Posts Tagged ‘growing organic vegetables’

The federal vegetable patch

Friday, March 20th, 2009

With the days getting a little bit warmer and fewer reminders of winter out there, my mind has been going round and round about what to plant this spring in my vegetable garden. Apparently this condition is not unique to me. It seems also the case in Washington. I just found out that the First Lady, Michelle Obama, is also planning a vegetable garden on the south lawn of the White House where she intends to grow healthy, organically grown foods. Sure sounds to me like the petitions many of us signed had an effect.

Organic fertilizers

Sunday, July 27th, 2008

Once in a while even the sturdiest of plants in the garden appreciate a little boost. Liquid fertilizers are a lot of fun to make, they are just about free, fruit and vegetable trimmings are recycled, and I find the results amazing.

Stinging Nettle brew

My very favorite fertilizer is a brew made with stinging nettles. It is really easy to prepare, all you need is

  • a plastic or wooden container (because metal has a tendency to react during the fermentation process),
  • a bunch of nettles, try to harvest them before they have gone to seed,
  • rain water if available, or tap water drawn the day before,
  • plastic gloves to remove the ouch factor when you touch the nettles

cut the nettles into pieces, fill the bucket with water but make sure to leave some room on top because the liquid will foam as it starts to ferment. Place the container in a sunny location, then all you have to do is wait until the color of the brew is a nice dark brown and you notice its ‘fragrance’ as you walk by. Stir the mix a couple of times during the day to let air circulate.  I use a long wooden stick for that because you really don’t want to get the mix on your hands (see comment above  about its ‘fragrance’). The time it takes until your fertilizer is ready to use depends on the temperature, but a good guideline is a dark color of the liquid and no more foam. I find that when the days are warm and sunny the mix can be used in about 1 week.

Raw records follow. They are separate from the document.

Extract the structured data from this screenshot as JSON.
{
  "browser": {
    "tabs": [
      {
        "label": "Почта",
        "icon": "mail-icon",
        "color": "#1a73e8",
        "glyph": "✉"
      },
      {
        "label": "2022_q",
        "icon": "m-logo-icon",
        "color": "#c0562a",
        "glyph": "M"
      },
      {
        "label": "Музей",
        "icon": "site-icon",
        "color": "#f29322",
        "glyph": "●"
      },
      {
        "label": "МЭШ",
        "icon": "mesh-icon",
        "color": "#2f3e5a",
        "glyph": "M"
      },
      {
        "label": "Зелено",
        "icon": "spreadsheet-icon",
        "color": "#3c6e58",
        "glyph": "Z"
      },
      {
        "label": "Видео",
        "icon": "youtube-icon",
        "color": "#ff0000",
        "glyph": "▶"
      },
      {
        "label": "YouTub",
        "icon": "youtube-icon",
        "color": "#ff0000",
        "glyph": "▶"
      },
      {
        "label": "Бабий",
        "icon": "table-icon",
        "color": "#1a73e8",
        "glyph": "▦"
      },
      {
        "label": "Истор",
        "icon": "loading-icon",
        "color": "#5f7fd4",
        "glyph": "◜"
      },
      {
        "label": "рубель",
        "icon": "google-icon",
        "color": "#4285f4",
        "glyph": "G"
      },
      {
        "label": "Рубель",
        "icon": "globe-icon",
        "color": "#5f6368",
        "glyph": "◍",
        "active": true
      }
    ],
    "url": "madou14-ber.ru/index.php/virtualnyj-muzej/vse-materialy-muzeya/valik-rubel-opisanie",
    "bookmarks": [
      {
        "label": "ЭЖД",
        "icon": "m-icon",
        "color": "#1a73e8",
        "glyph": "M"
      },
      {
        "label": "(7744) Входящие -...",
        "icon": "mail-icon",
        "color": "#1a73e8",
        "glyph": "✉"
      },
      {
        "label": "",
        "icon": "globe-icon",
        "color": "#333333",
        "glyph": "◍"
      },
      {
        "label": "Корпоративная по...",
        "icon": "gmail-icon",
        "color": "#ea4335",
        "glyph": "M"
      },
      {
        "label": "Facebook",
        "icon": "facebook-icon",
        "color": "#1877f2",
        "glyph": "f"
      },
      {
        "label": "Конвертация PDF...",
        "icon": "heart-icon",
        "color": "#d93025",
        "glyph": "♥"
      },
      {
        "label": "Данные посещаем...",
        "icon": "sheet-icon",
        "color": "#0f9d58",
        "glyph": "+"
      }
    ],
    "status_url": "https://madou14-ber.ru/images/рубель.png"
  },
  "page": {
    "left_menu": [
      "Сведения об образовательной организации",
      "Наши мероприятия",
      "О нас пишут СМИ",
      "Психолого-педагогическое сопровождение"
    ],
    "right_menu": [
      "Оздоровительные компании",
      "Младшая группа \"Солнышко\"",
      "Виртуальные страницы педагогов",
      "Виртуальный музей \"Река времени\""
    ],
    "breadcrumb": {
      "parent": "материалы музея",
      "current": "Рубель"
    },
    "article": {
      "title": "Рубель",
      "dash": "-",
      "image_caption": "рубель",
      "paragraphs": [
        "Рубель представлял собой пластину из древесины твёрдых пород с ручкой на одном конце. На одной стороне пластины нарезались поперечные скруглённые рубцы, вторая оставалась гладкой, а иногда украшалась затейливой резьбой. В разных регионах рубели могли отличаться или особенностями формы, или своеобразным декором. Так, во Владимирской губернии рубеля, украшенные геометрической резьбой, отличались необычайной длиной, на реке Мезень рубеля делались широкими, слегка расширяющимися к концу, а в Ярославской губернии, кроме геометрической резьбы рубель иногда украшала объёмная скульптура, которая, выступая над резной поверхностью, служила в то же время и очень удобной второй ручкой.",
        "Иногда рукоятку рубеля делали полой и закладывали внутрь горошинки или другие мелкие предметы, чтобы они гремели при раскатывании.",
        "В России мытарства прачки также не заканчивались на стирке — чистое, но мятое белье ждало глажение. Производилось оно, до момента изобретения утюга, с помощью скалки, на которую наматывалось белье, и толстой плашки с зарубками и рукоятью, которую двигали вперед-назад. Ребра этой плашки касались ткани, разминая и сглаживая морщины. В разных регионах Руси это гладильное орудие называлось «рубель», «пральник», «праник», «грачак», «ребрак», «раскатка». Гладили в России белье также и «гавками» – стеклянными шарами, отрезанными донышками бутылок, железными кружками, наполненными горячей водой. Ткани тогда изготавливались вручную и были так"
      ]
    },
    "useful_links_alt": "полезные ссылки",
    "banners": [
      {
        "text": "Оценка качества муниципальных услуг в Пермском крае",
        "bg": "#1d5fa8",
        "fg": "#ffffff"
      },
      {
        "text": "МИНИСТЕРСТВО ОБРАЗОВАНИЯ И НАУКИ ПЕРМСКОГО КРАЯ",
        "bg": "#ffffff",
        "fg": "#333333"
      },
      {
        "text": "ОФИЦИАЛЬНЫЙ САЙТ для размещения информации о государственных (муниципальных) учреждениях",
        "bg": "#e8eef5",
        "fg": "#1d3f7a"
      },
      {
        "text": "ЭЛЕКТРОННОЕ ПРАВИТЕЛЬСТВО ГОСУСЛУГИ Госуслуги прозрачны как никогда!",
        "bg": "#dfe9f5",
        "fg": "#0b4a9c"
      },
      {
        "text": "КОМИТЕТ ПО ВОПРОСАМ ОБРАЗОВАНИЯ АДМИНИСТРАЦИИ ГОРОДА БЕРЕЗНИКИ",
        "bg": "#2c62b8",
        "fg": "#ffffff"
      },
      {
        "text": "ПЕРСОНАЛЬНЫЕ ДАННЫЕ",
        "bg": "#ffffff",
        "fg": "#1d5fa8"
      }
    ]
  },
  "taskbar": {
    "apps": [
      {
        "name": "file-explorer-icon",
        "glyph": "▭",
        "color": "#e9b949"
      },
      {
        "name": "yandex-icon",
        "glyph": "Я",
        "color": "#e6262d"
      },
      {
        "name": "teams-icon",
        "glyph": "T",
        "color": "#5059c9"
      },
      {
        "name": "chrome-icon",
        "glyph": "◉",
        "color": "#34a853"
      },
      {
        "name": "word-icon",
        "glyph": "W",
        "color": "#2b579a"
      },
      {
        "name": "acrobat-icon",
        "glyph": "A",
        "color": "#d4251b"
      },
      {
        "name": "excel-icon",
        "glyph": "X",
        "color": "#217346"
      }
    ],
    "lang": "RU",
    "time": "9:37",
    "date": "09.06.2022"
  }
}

Before applying this nourishing soup to your plants you will want to dilute it until the color is no darker than weak tea.  It is better to work with a weaker solution and repeat the application after a few days than to harm your plants. I never pour any of this on the leaves so as not to burn them but apply it to the soil around the plants. Tomatoes, cucumbers, squash all groove on this fertilizer, but some plants (garlic, onions, beans and peas for instance) are not happy with the nettle fertilizer. For those you can prepare a fertilizer from a mix of herbs.

A word of caution: pumpkins seem to respond overly enthusiastic to the nettle fertilizer. My 3 plants are threatening to take over not only the vegetable garden but have already sent out their feelers underneath the fence and are now headed into the street.

Liquid herbal manure

can be prepared in a similar fashion, but instead of nettles use whatever herbs are available. Lately I have also experimented with a mix of raw fruit and vegetable trimmings. Works just as well, right now I have a bucket filled with onion and garlic peels,  trimmings from leeks, carrots, lettuce, parsely, red beet skins etc. It is quite aromatic already, the bigger pieces have dissolved, and it should be ready to dilute and use in a day or so.

Hello Friends!

Wednesday, July 23rd, 2008

I really couldn’t tell you what possessed me to start growing our own vegetables. After all, for years we have been quite happy buying whatever food we needed at local supermarkets where the selection can make your mouth water and the seasons never end. Cherries for dessert on Christmas day, asparagus in February, oranges in June, is everybody happy? Yes! Yes! Yes!

It had occurred to me that I might be turning the clock back a number of years to a time when my mother and grandmother had taken turns tending to the rows of lettuce, onions, carrots, potatoes, beans, peas, tomatoes, and I am sure there must have been more that I cannot remember anymore, that occupied most of the space that is now given over to grass.

But let me start at the beginning …

If you have ever had any work done in or around your house this might sound familiar and you have my full and heartfelt sympathy. I had the first niggling feeling that we might be in for more than we bargained for the day a bulldozer sat in the middle of what used to be our living room and started belching smoke and moving earth back and forth. Next came the bathroom, then the kitchen. You have not been in touch with nature until you have had to take your shower outdoors, rain or shine, no matter what the temperature. In our defense I have to say that we did have the foresight to plan this for the summer months. In retrospect I have to say that I feel very lucky that our marriage survived it all ;)

It could have been as simple as the empty plot behind the house, where the tires of numerous machines had left deep gouges before departing not a day too soon, sending out accusing vibes every time I passed it by, not a blade of grass in sight, just a big empty, ugly plot of earth. In early spring, as the first sparse green blades started to poke out of the barely thawed uneven soil I had to come to a decision. Either plant grass (another area to mow? nope!), plant a big flower bed (a lot of effort where I already had more than enough blooming plants tucked into various corners of the garden), or maybe, for the heck of it, turn that area into something useful. Like a vegetable patch. Hm! Maybe! YES!